What is required: Every line below must be given again exactly.

Task inputs:

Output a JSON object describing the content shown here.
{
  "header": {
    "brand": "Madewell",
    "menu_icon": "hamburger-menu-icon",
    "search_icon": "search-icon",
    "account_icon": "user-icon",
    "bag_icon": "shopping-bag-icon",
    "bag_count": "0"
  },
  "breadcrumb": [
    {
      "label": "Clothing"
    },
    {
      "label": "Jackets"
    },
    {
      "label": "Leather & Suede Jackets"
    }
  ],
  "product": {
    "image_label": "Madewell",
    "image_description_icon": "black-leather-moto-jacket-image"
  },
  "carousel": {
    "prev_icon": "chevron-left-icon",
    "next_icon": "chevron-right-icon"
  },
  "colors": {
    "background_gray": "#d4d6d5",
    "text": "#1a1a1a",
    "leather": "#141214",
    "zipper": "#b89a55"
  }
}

Result:
Output a JSON object describing the content shown here.
{
  "header": {
    "brand": "Madewell",
    "menu_icon": "hamburger-menu-icon",
    "search_icon": "search-icon",
    "account_icon": "user-icon",
    "bag_icon": "shopping-bag-icon",
    "bag_count": "0"
  },
  "breadcrumb": [
    {
      "label": "Clothing"
    },
    {
      "label": "Jackets"
    },
    {
      "label": "Leather & Suede Jackets"
    }
  ],
  "product": {
    "image_label": "Madewell",
    "image_description_icon": "black-leather-moto-jacket-image"
  },
  "carousel": {
    "prev_icon": "chevron-left-icon",
    "next_icon": "chevron-right-icon"
  },
  "colors": {
    "background_gray": "#d4d6d5",
    "text": "#1a1a1a",
    "leather": "#141214",
    "zipper": "#b89a55"
  }
}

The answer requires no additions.